Pesach, named such because we slaughtered the lamb, the object of Egyptian worship, and applied the blood to the doorposts of our homes (and in that merit, Hashem skipped over – “Pasach” – the doors of our ancestors when he brought the final plague upon the Egyptian firstborn). This slaughter was a bold, defining act of defiance. The Jewish people, small in number and enslaved, slaughtered the most cherished symbol of the Egyptian people, of our slave lords, in front of them. We engaged in this civil disobedience because Hashem commanded. Despite fear and without protracted contemplation, we acted on the word of Hashem.
We enter Pesach in uncertain times, we each seek liberation from our particular enslavements and hardships – hardships that are task-masters over us. Yet we dutifully call the Yom Tov of Pesach upon us sanctifying the seder with Hallel. We leave our hardships at the door as we arouse ourselves to joy and sublime contemplation of the grandeur of Hashem and of the greatness of the miracles He bestows upon us, both then and now. Like slave-drivers, our hardships demand our constant attention and involvement, in thought, speech, and deed. But on this night, we are free. We put aside our hardships, we dismiss our task-masters, we enter into freedom. Grabbing freedom from slavery takes boldness and courage. It is with this courage and boldness that we liberate ourselves from everything mundane; giving ourselves, and all that is ours, entirely over to Hashem.

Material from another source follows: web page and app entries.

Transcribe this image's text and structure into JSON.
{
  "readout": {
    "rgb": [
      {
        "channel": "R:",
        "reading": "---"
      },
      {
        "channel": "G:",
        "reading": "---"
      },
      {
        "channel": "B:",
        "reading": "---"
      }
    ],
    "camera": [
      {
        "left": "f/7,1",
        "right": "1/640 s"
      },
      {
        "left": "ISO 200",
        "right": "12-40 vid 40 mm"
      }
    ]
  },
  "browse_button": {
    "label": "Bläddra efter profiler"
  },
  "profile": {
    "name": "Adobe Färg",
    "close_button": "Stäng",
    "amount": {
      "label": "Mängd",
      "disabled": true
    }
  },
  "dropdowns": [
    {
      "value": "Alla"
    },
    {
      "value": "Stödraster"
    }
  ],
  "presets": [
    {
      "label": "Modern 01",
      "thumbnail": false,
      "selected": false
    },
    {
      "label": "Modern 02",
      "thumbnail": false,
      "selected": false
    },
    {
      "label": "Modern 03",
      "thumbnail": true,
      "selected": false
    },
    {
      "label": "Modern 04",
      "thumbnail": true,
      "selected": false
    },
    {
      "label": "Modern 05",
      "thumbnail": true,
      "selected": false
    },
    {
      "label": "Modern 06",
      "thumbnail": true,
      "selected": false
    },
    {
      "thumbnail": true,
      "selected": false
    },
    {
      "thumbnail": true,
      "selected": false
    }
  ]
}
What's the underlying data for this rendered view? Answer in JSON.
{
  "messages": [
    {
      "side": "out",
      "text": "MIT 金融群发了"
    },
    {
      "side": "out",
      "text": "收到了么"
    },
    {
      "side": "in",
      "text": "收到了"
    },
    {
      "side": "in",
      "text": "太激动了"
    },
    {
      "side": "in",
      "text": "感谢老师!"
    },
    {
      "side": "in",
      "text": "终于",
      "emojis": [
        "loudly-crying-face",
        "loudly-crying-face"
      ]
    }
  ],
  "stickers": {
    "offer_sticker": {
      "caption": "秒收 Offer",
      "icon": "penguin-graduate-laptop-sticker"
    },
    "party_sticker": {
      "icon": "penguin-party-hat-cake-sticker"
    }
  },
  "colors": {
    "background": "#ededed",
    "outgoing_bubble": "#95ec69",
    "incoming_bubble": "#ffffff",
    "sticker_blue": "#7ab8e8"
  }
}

Once when visiting his Rebbe, Reb Elimelech of Lizhensk, Reb Moshe Leib of Sassov was asked to speak. He stated that we are to understand the word pesach (doorpost) as posaeach (to skip, to dance). In other words, when Hashem would find a Jew living amongst the Egyptians, He would dance on the rooftop of that Yid’s home calling out in excitement, “A Jew lives here! A Jew lives here!” With that, Reb Moshe Leib Sassover jumped on the table and began yelling out in otherworldly enthusiasm “A Jew lives here! A Jew lives here!” Although at the time of redemption the Jews had no mitzvahs other than the mitzvah of slaughtering the paschal lamb, by slaughtering the deity of their Egyptian slave-masters, our ancestors climbed out of the smallness of slavery into the bigness of servitude to Hashem; and Hashem had joy and Yiddishe Nachas, Jewish pride, from His beloved children.
Chazal teach us that the word Mitzrayim is similar to the word maitzar, narrowness. Focusing on our hardships keeps us limited to the scope and subject of our problems. Being big is focusing on Hashem. Do we focus on the smallness of our tzoras, of our hardships, or do we focus on the Bigness of Hashem (and in so doing, become big). There is a principle of Eved Melech Melech. A servant of a king is also a king. Slavery is being a servant to our hardships, but on this night of Pesach, as we sit around the seder table, we liberate ourselves by choosing to be servants of the King; as we also become kings.
Turning away from hardships and towards Hashem, our ancestors boldly offered the Korban Pesach, the Paschal Lamb. On the seventh night of Pesach they disregarded the apparent hardship of the vast, deep sea that lay before them. They walked. We walk. The sea split for them. The sea splits for us. May our joy increase over the seven days of Pesach until, with great joy, we call out the verses, “Be not afraid! Stand firm and see Hashem’s Salvation that He will perform for you today! You may be seeing the Egyptians today, but you will never see them again! Hashem will fight for you, but you must remain silent!” With these verses may our hardships shatter and dissolve as we enter the freedom of lives lived with absolute, unwavering certainty in the goodness and salvation of Hashem and in the greatness of being a Jew!
Wishing you a chag kosher v’sameach,